*Required action*. Every line of the records that holds the word "time" should be copied out.

Start of Dataset excerpts

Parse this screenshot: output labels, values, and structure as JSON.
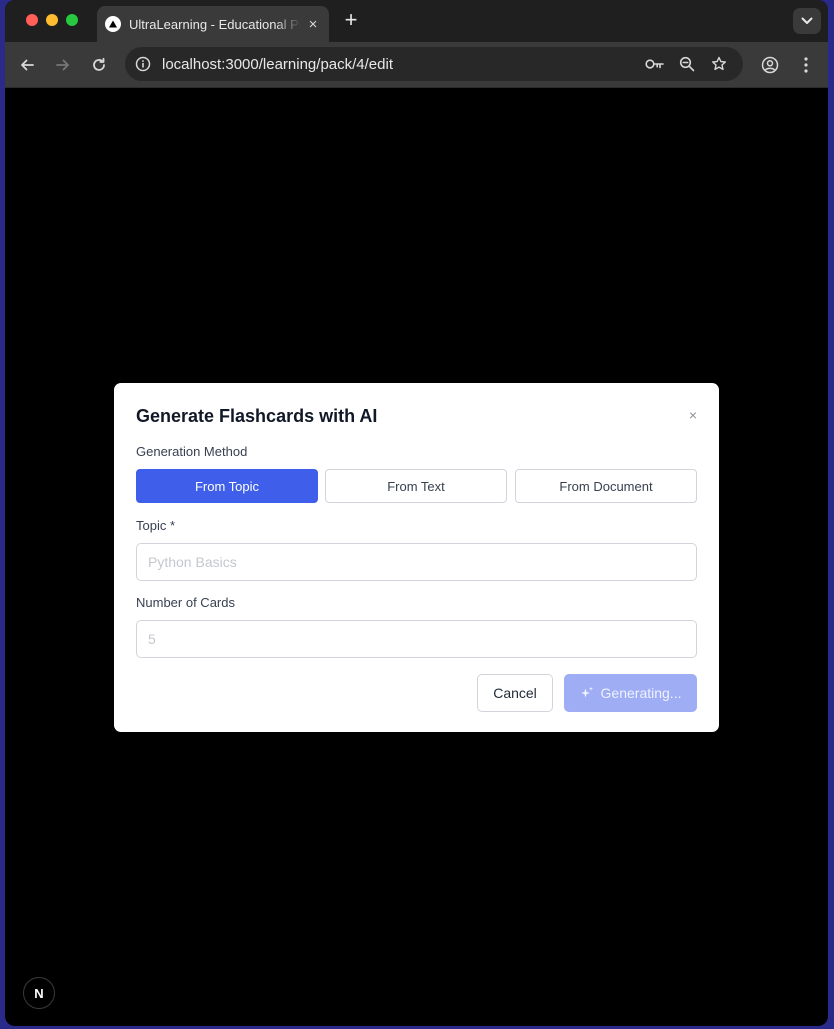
{
  "browser": {
    "tab_title": "UltraLearning - Educational Platform",
    "tab_close": "×",
    "new_tab": "+",
    "url": "localhost:3000/learning/pack/4/edit"
  },
  "modal": {
    "title": "Generate Flashcards with AI",
    "close": "×",
    "method_label": "Generation Method",
    "methods": [
      {
        "label": "From Topic",
        "active": true
      },
      {
        "label": "From Text",
        "active": false
      },
      {
        "label": "From Document",
        "active": false
      }
    ],
    "topic_label": "Topic *",
    "topic_placeholder": "Python Basics",
    "topic_value": "",
    "count_label": "Number of Cards",
    "count_placeholder": "5",
    "count_value": "",
    "cancel_label": "Cancel",
    "generate_label": "Generating..."
  },
  "dev_badge": {
    "label": "N"
  },
  "colors": {
    "accent": "#3f5ee9",
    "accent_disabled": "#9fadf4",
    "backdrop": "#000000"
  }
}
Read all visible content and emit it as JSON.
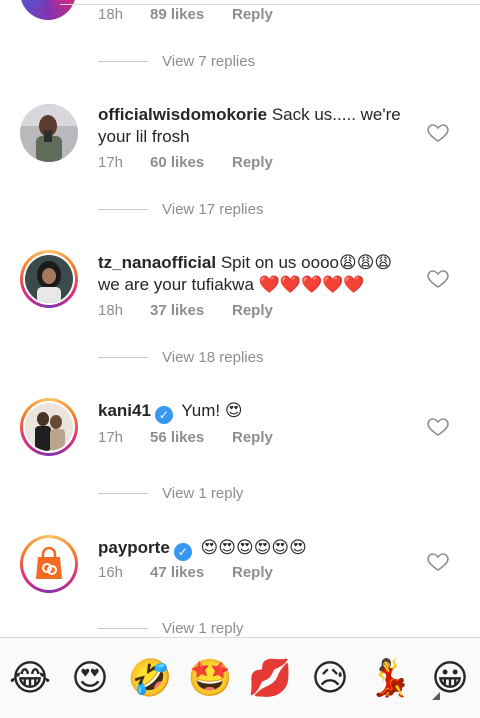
{
  "top_meta": {
    "time": "18h",
    "likes": "89 likes",
    "reply": "Reply"
  },
  "replies_1": "View 7 replies",
  "comments": [
    {
      "username": "officialwisdomokorie",
      "text": "Sack us..... we're your lil frosh",
      "time": "17h",
      "likes": "60 likes",
      "reply": "Reply",
      "view_replies": "View 17 replies",
      "verified": false
    },
    {
      "username": "tz_nanaofficial",
      "text": "Spit on us oooo😩😩😩 we are your tufiakwa ❤️❤️❤️❤️❤️",
      "time": "18h",
      "likes": "37 likes",
      "reply": "Reply",
      "view_replies": "View 18 replies",
      "verified": false
    },
    {
      "username": "kani41",
      "text": "Yum! 😍",
      "time": "17h",
      "likes": "56 likes",
      "reply": "Reply",
      "view_replies": "View 1 reply",
      "verified": true
    },
    {
      "username": "payporte",
      "text": "😍😍😍😍😍😍",
      "time": "16h",
      "likes": "47 likes",
      "reply": "Reply",
      "view_replies": "View 1 reply",
      "verified": true
    }
  ],
  "emoji_bar": [
    "😂",
    "😍",
    "🤣",
    "🤩",
    "💋",
    "😥",
    "💃",
    "😀"
  ]
}
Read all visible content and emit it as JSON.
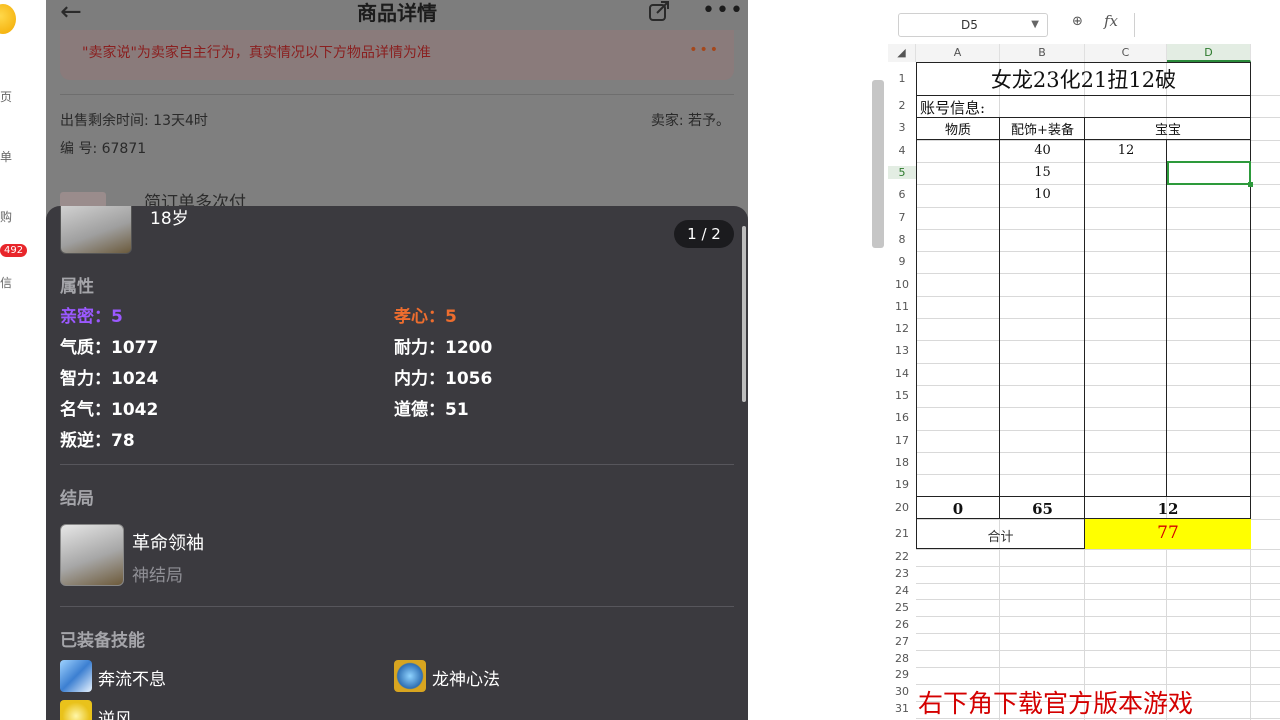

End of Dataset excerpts

*Task output*.
    "time": "18h",
      "time": "17h",
      "time": "18h",
      "time": "17h",
      "time": "16h",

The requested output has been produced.